## PROBLEM DESCRIPTION
Repeat every entry exactly as it stands. Omit the images.

## PROVIDED INFORMATION
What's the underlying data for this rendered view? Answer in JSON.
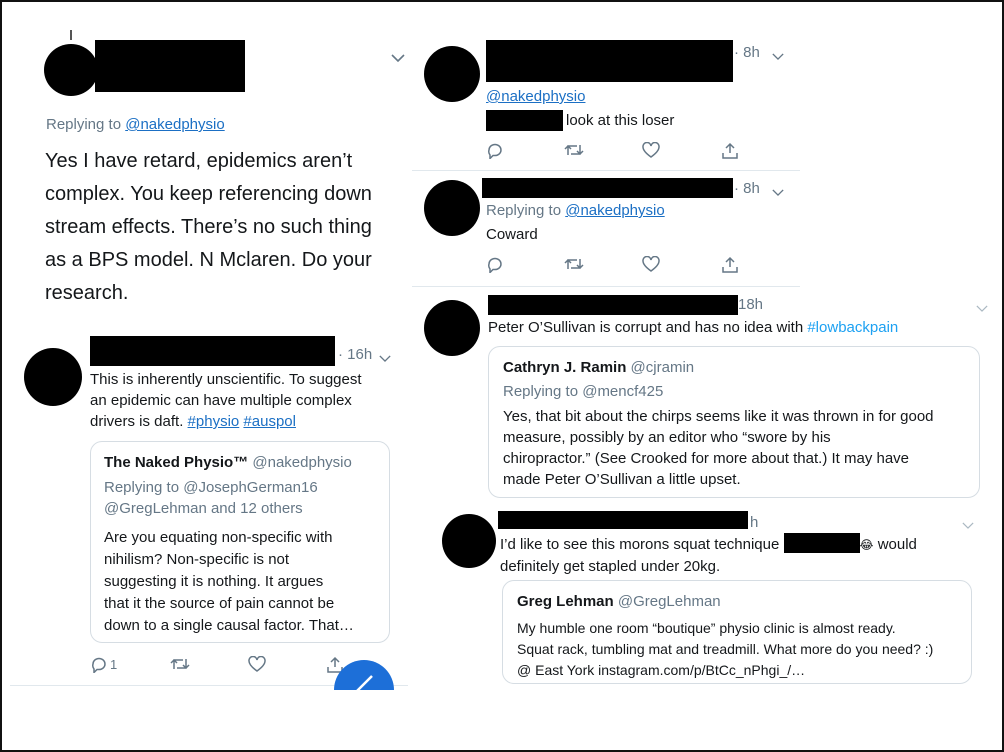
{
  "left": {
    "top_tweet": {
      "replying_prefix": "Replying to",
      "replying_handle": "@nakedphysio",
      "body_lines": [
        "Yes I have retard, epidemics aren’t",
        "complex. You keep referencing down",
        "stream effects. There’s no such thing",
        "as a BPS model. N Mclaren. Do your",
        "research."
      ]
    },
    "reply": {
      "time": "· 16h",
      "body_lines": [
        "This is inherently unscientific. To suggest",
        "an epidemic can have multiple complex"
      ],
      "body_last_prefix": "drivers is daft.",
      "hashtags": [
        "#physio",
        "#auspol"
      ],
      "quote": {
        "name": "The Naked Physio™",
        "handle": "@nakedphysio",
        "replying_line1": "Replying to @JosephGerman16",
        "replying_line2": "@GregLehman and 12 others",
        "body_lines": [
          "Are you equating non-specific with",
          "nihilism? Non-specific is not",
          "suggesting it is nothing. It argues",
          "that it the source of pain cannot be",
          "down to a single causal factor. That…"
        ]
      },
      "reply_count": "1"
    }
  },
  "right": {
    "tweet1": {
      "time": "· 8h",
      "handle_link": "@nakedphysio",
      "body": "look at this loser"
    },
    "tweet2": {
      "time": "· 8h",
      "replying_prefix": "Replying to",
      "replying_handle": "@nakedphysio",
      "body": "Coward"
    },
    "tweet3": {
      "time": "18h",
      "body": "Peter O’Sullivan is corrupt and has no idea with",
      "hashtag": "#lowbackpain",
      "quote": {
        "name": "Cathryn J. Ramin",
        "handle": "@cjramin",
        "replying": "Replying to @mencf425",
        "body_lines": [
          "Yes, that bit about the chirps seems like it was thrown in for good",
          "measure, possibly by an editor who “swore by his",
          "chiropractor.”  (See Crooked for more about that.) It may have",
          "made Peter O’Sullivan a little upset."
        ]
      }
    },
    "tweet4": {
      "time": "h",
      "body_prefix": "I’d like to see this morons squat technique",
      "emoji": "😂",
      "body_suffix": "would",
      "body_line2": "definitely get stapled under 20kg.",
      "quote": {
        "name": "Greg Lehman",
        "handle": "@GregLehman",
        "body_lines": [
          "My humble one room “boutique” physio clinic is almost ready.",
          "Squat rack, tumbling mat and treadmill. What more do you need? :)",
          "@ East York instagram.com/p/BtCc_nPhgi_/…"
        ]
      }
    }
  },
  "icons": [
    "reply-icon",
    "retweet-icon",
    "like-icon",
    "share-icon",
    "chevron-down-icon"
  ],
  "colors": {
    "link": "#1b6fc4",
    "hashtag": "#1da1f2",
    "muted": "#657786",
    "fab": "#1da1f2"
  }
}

## OUTPUT FOR THIS TASK
What's the underlying data for this rendered view? Answer in JSON.
{
  "left": {
    "top_tweet": {
      "replying_prefix": "Replying to",
      "replying_handle": "@nakedphysio",
      "body_lines": [
        "Yes I have retard, epidemics aren’t",
        "complex. You keep referencing down",
        "stream effects. There’s no such thing",
        "as a BPS model. N Mclaren. Do your",
        "research."
      ]
    },
    "reply": {
      "time": "· 16h",
      "body_lines": [
        "This is inherently unscientific. To suggest",
        "an epidemic can have multiple complex"
      ],
      "body_last_prefix": "drivers is daft.",
      "hashtags": [
        "#physio",
        "#auspol"
      ],
      "quote": {
        "name": "The Naked Physio™",
        "handle": "@nakedphysio",
        "replying_line1": "Replying to @JosephGerman16",
        "replying_line2": "@GregLehman and 12 others",
        "body_lines": [
          "Are you equating non-specific with",
          "nihilism? Non-specific is not",
          "suggesting it is nothing. It argues",
          "that it the source of pain cannot be",
          "down to a single causal factor. That…"
        ]
      },
      "reply_count": "1"
    }
  },
  "right": {
    "tweet1": {
      "time": "· 8h",
      "handle_link": "@nakedphysio",
      "body": "look at this loser"
    },
    "tweet2": {
      "time": "· 8h",
      "replying_prefix": "Replying to",
      "replying_handle": "@nakedphysio",
      "body": "Coward"
    },
    "tweet3": {
      "time": "18h",
      "body": "Peter O’Sullivan is corrupt and has no idea with",
      "hashtag": "#lowbackpain",
      "quote": {
        "name": "Cathryn J. Ramin",
        "handle": "@cjramin",
        "replying": "Replying to @mencf425",
        "body_lines": [
          "Yes, that bit about the chirps seems like it was thrown in for good",
          "measure, possibly by an editor who “swore by his",
          "chiropractor.”  (See Crooked for more about that.) It may have",
          "made Peter O’Sullivan a little upset."
        ]
      }
    },
    "tweet4": {
      "time": "h",
      "body_prefix": "I’d like to see this morons squat technique",
      "emoji": "😂",
      "body_suffix": "would",
      "body_line2": "definitely get stapled under 20kg.",
      "quote": {
        "name": "Greg Lehman",
        "handle": "@GregLehman",
        "body_lines": [
          "My humble one room “boutique” physio clinic is almost ready.",
          "Squat rack, tumbling mat and treadmill. What more do you need? :)",
          "@ East York instagram.com/p/BtCc_nPhgi_/…"
        ]
      }
    }
  },
  "icons": [
    "reply-icon",
    "retweet-icon",
    "like-icon",
    "share-icon",
    "chevron-down-icon"
  ],
  "colors": {
    "link": "#1b6fc4",
    "hashtag": "#1da1f2",
    "muted": "#657786",
    "fab": "#1da1f2"
  }
}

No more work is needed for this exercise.